Please retype all of the records below word for word, leaving out any pictures.

───── RECORDS TO PROCESS ─────

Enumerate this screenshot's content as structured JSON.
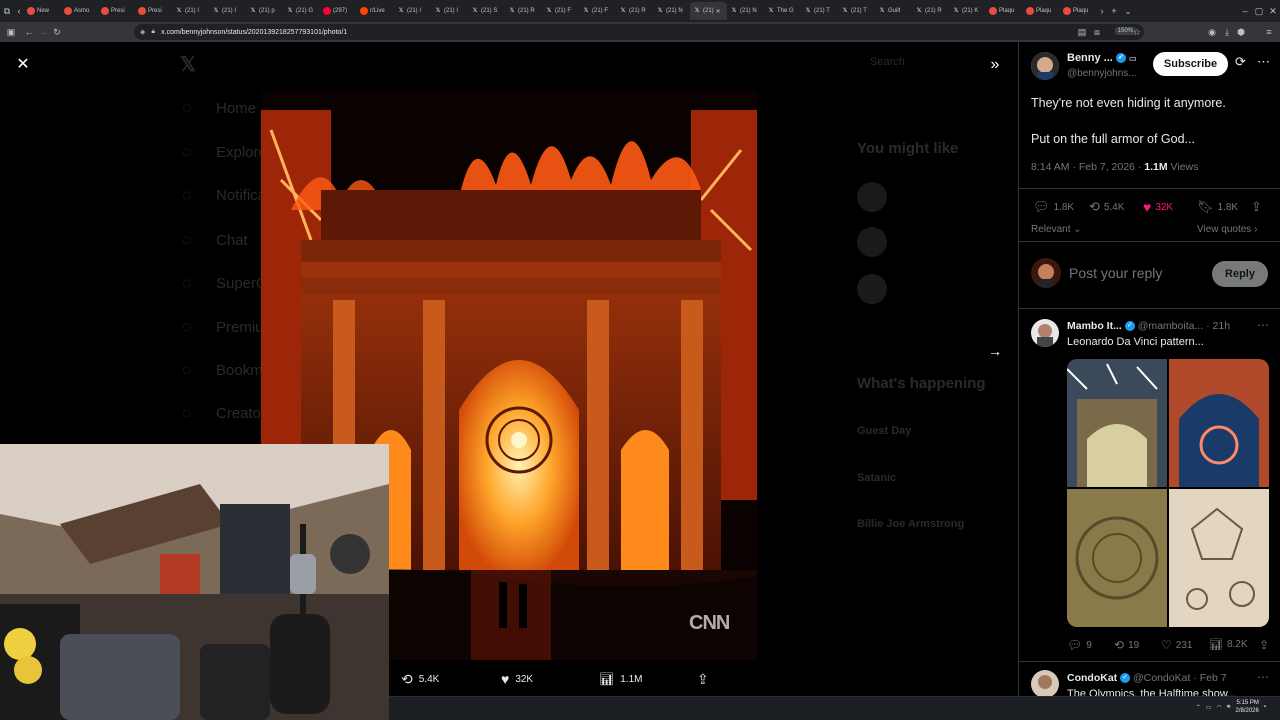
{
  "browser": {
    "tabs": [
      {
        "label": "New",
        "color": "#e74c3c"
      },
      {
        "label": "Asmo",
        "color": "#e74c3c"
      },
      {
        "label": "Presi",
        "color": "#e74c3c"
      },
      {
        "label": "Presi",
        "color": "#e74c3c"
      },
      {
        "label": "(21) I",
        "color": "#ffffff"
      },
      {
        "label": "(21) I",
        "color": "#ffffff"
      },
      {
        "label": "(21) p",
        "color": "#ffffff"
      },
      {
        "label": "(21) G",
        "color": "#ffffff"
      },
      {
        "label": "(297)",
        "color": "#ff0033"
      },
      {
        "label": "r/Live",
        "color": "#ff4500"
      },
      {
        "label": "(21) I",
        "color": "#ffffff"
      },
      {
        "label": "(21) I",
        "color": "#ffffff"
      },
      {
        "label": "(21) S",
        "color": "#ffffff"
      },
      {
        "label": "(21) R",
        "color": "#ffffff"
      },
      {
        "label": "(21) F",
        "color": "#ffffff"
      },
      {
        "label": "(21) F",
        "color": "#ffffff"
      },
      {
        "label": "(21) R",
        "color": "#ffffff"
      },
      {
        "label": "(21) N",
        "color": "#ffffff"
      },
      {
        "label": "(21)",
        "color": "#ffffff"
      },
      {
        "label": "(21) N",
        "color": "#ffffff"
      },
      {
        "label": "The G",
        "color": "#ffffff"
      },
      {
        "label": "(21) T",
        "color": "#ffffff"
      },
      {
        "label": "(21) T",
        "color": "#ffffff"
      },
      {
        "label": "Guilt",
        "color": "#ffffff"
      },
      {
        "label": "(21) R",
        "color": "#ffffff"
      },
      {
        "label": "(21) K",
        "color": "#ffffff"
      },
      {
        "label": "Plaqu",
        "color": "#e74c3c"
      },
      {
        "label": "Plaqu",
        "color": "#e74c3c"
      },
      {
        "label": "Plaqu",
        "color": "#e74c3c"
      }
    ],
    "active_tab_index": 18,
    "url": "x.com/bennyjohnson/status/2020139218257793101/photo/1",
    "zoom": "150%"
  },
  "background_nav": [
    "Home",
    "Explore",
    "Notifications",
    "Chat",
    "SuperGrok",
    "Premium",
    "Bookmarks",
    "Creator Studio"
  ],
  "background_right": {
    "search": "Search",
    "you_might_like": "You might like",
    "whats_happening": "What's happening",
    "items": [
      "Guest Day",
      "Satanic",
      "Billie Joe Armstrong"
    ]
  },
  "media_actions": {
    "retweets": "5.4K",
    "likes": "32K",
    "views": "1.1M"
  },
  "watermark": "CNN",
  "tweet": {
    "author_name": "Benny ...",
    "author_handle": "@bennyjohns...",
    "subscribe_label": "Subscribe",
    "text_line1": "They're not even hiding it anymore.",
    "text_line2": "Put on the full armor of God...",
    "timestamp": "8:14 AM · Feb 7, 2026 · ",
    "views_count": "1.1M",
    "views_label": " Views",
    "replies": "1.8K",
    "retweets": "5.4K",
    "likes": "32K",
    "bookmarks": "1.8K",
    "sort_label": "Relevant",
    "view_quotes_label": "View quotes",
    "reply_placeholder": "Post your reply",
    "reply_button": "Reply",
    "like_color": "#f91880"
  },
  "replies": [
    {
      "name": "Mambo It...",
      "handle": "@mamboita...",
      "time": "21h",
      "text": "Leonardo Da Vinci pattern...",
      "replies": "9",
      "retweets": "19",
      "likes": "231",
      "views": "8.2K"
    },
    {
      "name": "CondoKat",
      "handle": "@CondoKat",
      "time": "Feb 7",
      "text": "The Olympics, the Halftime show..."
    }
  ],
  "taskbar": {
    "time": "5:15 PM",
    "date": "2/8/2026"
  }
}
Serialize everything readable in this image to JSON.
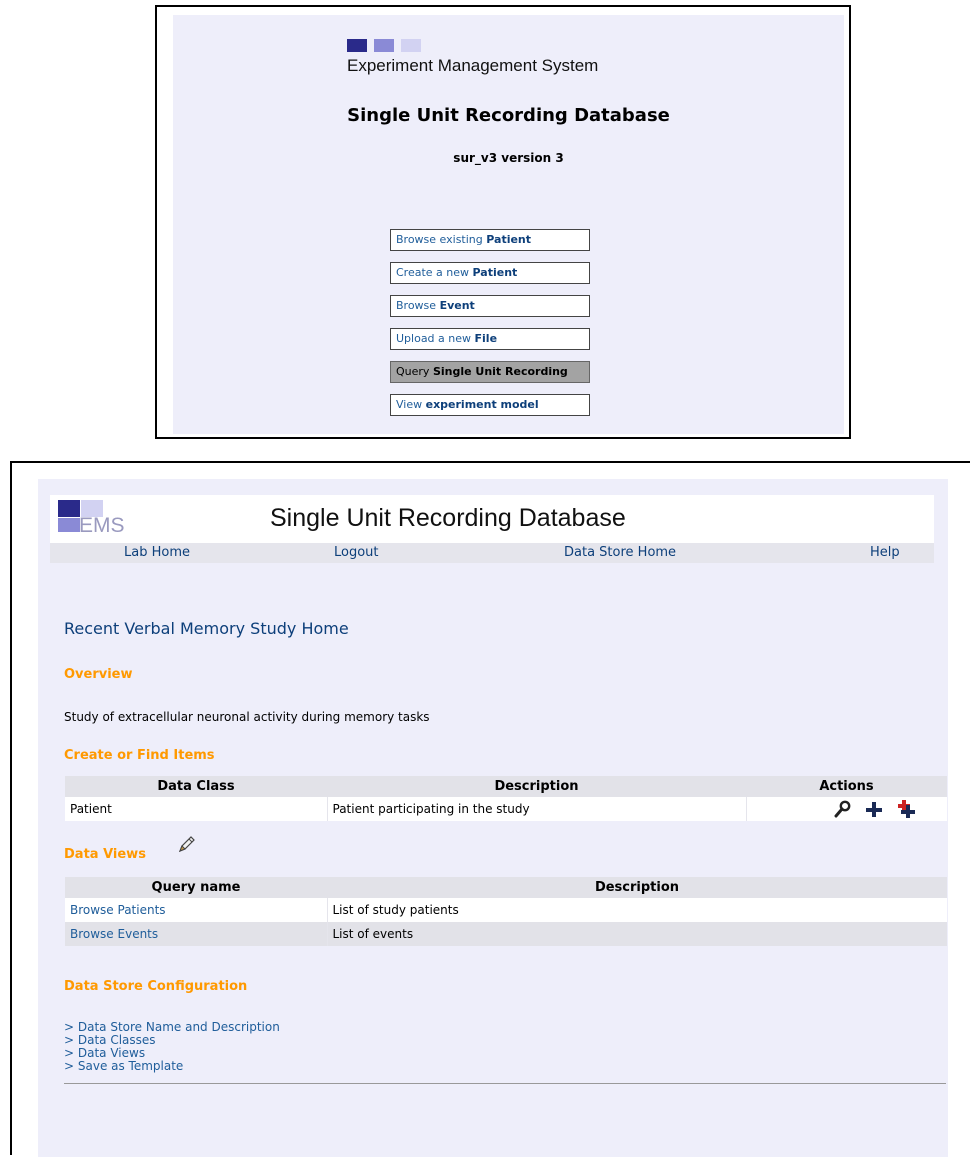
{
  "top_panel": {
    "logo_text": "Experiment Management System",
    "title": "Single Unit Recording Database",
    "subtitle": "sur_v3 version 3",
    "menu": [
      {
        "prefix": "Browse existing ",
        "bold": "Patient"
      },
      {
        "prefix": "Create a new ",
        "bold": "Patient"
      },
      {
        "prefix": "Browse ",
        "bold": "Event"
      },
      {
        "prefix": "Upload a new ",
        "bold": "File"
      },
      {
        "prefix": "Query ",
        "bold": "Single Unit Recording",
        "active": true
      },
      {
        "prefix": "View ",
        "bold": "experiment model"
      }
    ]
  },
  "header": {
    "logo_text": "EMS",
    "title": "Single Unit Recording Database"
  },
  "nav": {
    "lab_home": "Lab Home",
    "logout": "Logout",
    "data_store_home": "Data Store Home",
    "help": "Help"
  },
  "page": {
    "heading": "Recent Verbal Memory Study Home",
    "overview_title": "Overview",
    "overview_text": "Study of extracellular neuronal activity during memory tasks",
    "create_title": "Create or Find Items",
    "create_table": {
      "headers": [
        "Data Class",
        "Description",
        "Actions"
      ],
      "rows": [
        {
          "data_class": "Patient",
          "description": "Patient participating in the study",
          "actions": [
            "search-icon",
            "plus-icon",
            "multi-add-icon"
          ]
        }
      ]
    },
    "views_title": "Data Views",
    "views_table": {
      "headers": [
        "Query name",
        "Description"
      ],
      "rows": [
        {
          "name": "Browse Patients",
          "description": "List of study patients"
        },
        {
          "name": "Browse Events",
          "description": "List of events"
        }
      ]
    },
    "config_title": "Data Store Configuration",
    "config_links": [
      "> Data Store Name and Description",
      "> Data Classes",
      "> Data Views",
      "> Save as Template"
    ]
  },
  "colors": {
    "accent_orange": "#ff9900",
    "link_blue": "#1f5d9a",
    "heading_blue": "#0d3f7a",
    "panel_bg": "#eeeefa",
    "logo_dark": "#2a2a8a",
    "logo_mid": "#8a8ad6",
    "logo_light": "#d2d2f2",
    "add_red": "#cc2222"
  }
}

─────

§ **SOLUTION BELOW**
Enumerate this screenshot's content as structured JSON.
{
  "browser": {
    "tabs": [
      {
        "label": "New",
        "color": "#e74c3c"
      },
      {
        "label": "Asmo",
        "color": "#e74c3c"
      },
      {
        "label": "Presi",
        "color": "#e74c3c"
      },
      {
        "label": "Presi",
        "color": "#e74c3c"
      },
      {
        "label": "(21) I",
        "color": "#ffffff"
      },
      {
        "label": "(21) I",
        "color": "#ffffff"
      },
      {
        "label": "(21) p",
        "color": "#ffffff"
      },
      {
        "label": "(21) G",
        "color": "#ffffff"
      },
      {
        "label": "(297)",
        "color": "#ff0033"
      },
      {
        "label": "r/Live",
        "color": "#ff4500"
      },
      {
        "label": "(21) I",
        "color": "#ffffff"
      },
      {
        "label": "(21) I",
        "color": "#ffffff"
      },
      {
        "label": "(21) S",
        "color": "#ffffff"
      },
      {
        "label": "(21) R",
        "color": "#ffffff"
      },
      {
        "label": "(21) F",
        "color": "#ffffff"
      },
      {
        "label": "(21) F",
        "color": "#ffffff"
      },
      {
        "label": "(21) R",
        "color": "#ffffff"
      },
      {
        "label": "(21) N",
        "color": "#ffffff"
      },
      {
        "label": "(21)",
        "color": "#ffffff"
      },
      {
        "label": "(21) N",
        "color": "#ffffff"
      },
      {
        "label": "The G",
        "color": "#ffffff"
      },
      {
        "label": "(21) T",
        "color": "#ffffff"
      },
      {
        "label": "(21) T",
        "color": "#ffffff"
      },
      {
        "label": "Guilt",
        "color": "#ffffff"
      },
      {
        "label": "(21) R",
        "color": "#ffffff"
      },
      {
        "label": "(21) K",
        "color": "#ffffff"
      },
      {
        "label": "Plaqu",
        "color": "#e74c3c"
      },
      {
        "label": "Plaqu",
        "color": "#e74c3c"
      },
      {
        "label": "Plaqu",
        "color": "#e74c3c"
      }
    ],
    "active_tab_index": 18,
    "url": "x.com/bennyjohnson/status/2020139218257793101/photo/1",
    "zoom": "150%"
  },
  "background_nav": [
    "Home",
    "Explore",
    "Notifications",
    "Chat",
    "SuperGrok",
    "Premium",
    "Bookmarks",
    "Creator Studio"
  ],
  "background_right": {
    "search": "Search",
    "you_might_like": "You might like",
    "whats_happening": "What's happening",
    "items": [
      "Guest Day",
      "Satanic",
      "Billie Joe Armstrong"
    ]
  },
  "media_actions": {
    "retweets": "5.4K",
    "likes": "32K",
    "views": "1.1M"
  },
  "watermark": "CNN",
  "tweet": {
    "author_name": "Benny ...",
    "author_handle": "@bennyjohns...",
    "subscribe_label": "Subscribe",
    "text_line1": "They're not even hiding it anymore.",
    "text_line2": "Put on the full armor of God...",
    "timestamp": "8:14 AM · Feb 7, 2026 · ",
    "views_count": "1.1M",
    "views_label": " Views",
    "replies": "1.8K",
    "retweets": "5.4K",
    "likes": "32K",
    "bookmarks": "1.8K",
    "sort_label": "Relevant",
    "view_quotes_label": "View quotes",
    "reply_placeholder": "Post your reply",
    "reply_button": "Reply",
    "like_color": "#f91880"
  },
  "replies": [
    {
      "name": "Mambo It...",
      "handle": "@mamboita...",
      "time": "21h",
      "text": "Leonardo Da Vinci pattern...",
      "replies": "9",
      "retweets": "19",
      "likes": "231",
      "views": "8.2K"
    },
    {
      "name": "CondoKat",
      "handle": "@CondoKat",
      "time": "Feb 7",
      "text": "The Olympics, the Halftime show..."
    }
  ],
  "taskbar": {
    "time": "5:15 PM",
    "date": "2/8/2026"
  }
}
Serialize everything readable in this image to JSON.
{
  "top_panel": {
    "logo_text": "Experiment Management System",
    "title": "Single Unit Recording Database",
    "subtitle": "sur_v3 version 3",
    "menu": [
      {
        "prefix": "Browse existing ",
        "bold": "Patient"
      },
      {
        "prefix": "Create a new ",
        "bold": "Patient"
      },
      {
        "prefix": "Browse ",
        "bold": "Event"
      },
      {
        "prefix": "Upload a new ",
        "bold": "File"
      },
      {
        "prefix": "Query ",
        "bold": "Single Unit Recording",
        "active": true
      },
      {
        "prefix": "View ",
        "bold": "experiment model"
      }
    ]
  },
  "header": {
    "logo_text": "EMS",
    "title": "Single Unit Recording Database"
  },
  "nav": {
    "lab_home": "Lab Home",
    "logout": "Logout",
    "data_store_home": "Data Store Home",
    "help": "Help"
  },
  "page": {
    "heading": "Recent Verbal Memory Study Home",
    "overview_title": "Overview",
    "overview_text": "Study of extracellular neuronal activity during memory tasks",
    "create_title": "Create or Find Items",
    "create_table": {
      "headers": [
        "Data Class",
        "Description",
        "Actions"
      ],
      "rows": [
        {
          "data_class": "Patient",
          "description": "Patient participating in the study",
          "actions": [
            "search-icon",
            "plus-icon",
            "multi-add-icon"
          ]
        }
      ]
    },
    "views_title": "Data Views",
    "views_table": {
      "headers": [
        "Query name",
        "Description"
      ],
      "rows": [
        {
          "name": "Browse Patients",
          "description": "List of study patients"
        },
        {
          "name": "Browse Events",
          "description": "List of events"
        }
      ]
    },
    "config_title": "Data Store Configuration",
    "config_links": [
      "> Data Store Name and Description",
      "> Data Classes",
      "> Data Views",
      "> Save as Template"
    ]
  },
  "colors": {
    "accent_orange": "#ff9900",
    "link_blue": "#1f5d9a",
    "heading_blue": "#0d3f7a",
    "panel_bg": "#eeeefa",
    "logo_dark": "#2a2a8a",
    "logo_mid": "#8a8ad6",
    "logo_light": "#d2d2f2",
    "add_red": "#cc2222"
  }
}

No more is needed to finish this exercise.